Perhaps no one ever beheld a more strangely assorted group than the one which now walked along the road, through pretty green fields and past groves of feathery pepper-trees and fragrant mimosa. Polychrome, her beautiful gauzy robes floating around her like a rainbow cloud, went first, dancing back and forth and darting now here to pluck a wild-flower or there to watch a beetle crawl across the path. Toto ran


The Road to Oz
The third excerpt represents the element of Water. It speaks of pure spiritual influences and feelings of love, and is drawn from Gambara by Honore de Balzac:

Olympus. There is the bitter laughter of a divine being mocking the surprise of a troubadour Don-Juanizing himself. But for this dignity we should be too suddenly brought down to the general tone of the opera, here stamped on that terrible fury of diminished sevenths which resolves itself into an infernal waltz, and finally brings us face to face with the demons.

"How emphatically Bertram's couplet stands out in B minor against that diabolical chorus, depicting his paternity, but mingling in fearful despair with these demoniacal strains.

"Then comes the delightful transition of Alice's reappearance, with the /ritornel/ in B flat. I can still hear that air of angelical


Gambara
The fourth excerpt represents the element of Earth. It speaks of physical influences and the impact of the unseen on the visible world, and is drawn from Glinda of Oz by L. Frank Baum:

web, which he was able to sever with one nip.

When enough of the web had been cut to allow them to pass, Dorothy ran back to the pool and placed the white crab in the water, after which she rejoined Ozma.

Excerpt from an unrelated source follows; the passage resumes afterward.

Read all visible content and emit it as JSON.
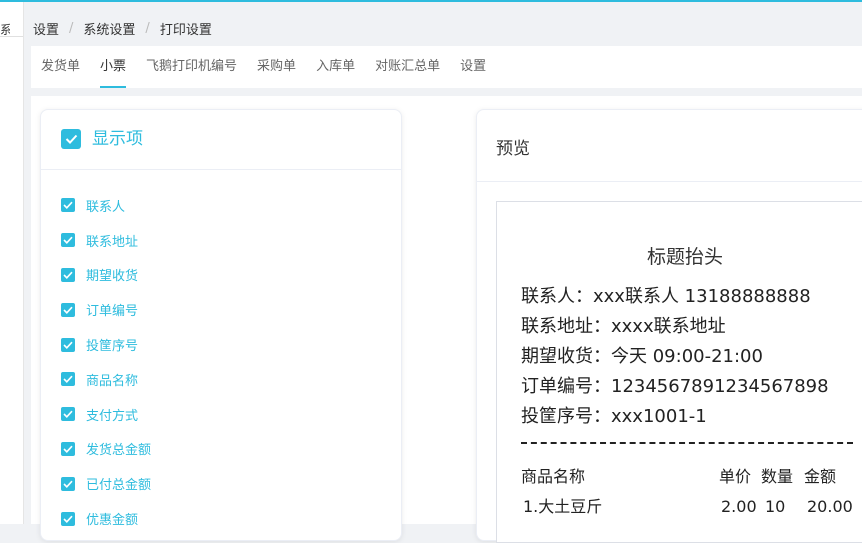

They were just in time to escape through the web, for several of the purple spiders now appeared, having discovered that their web had been cut, and had the girls not rushed through the opening the spiders would have quickly repaired the cuts and again imprisoned them.

Ozma and Dorothy ran as fast as they could and


Glinda of Oz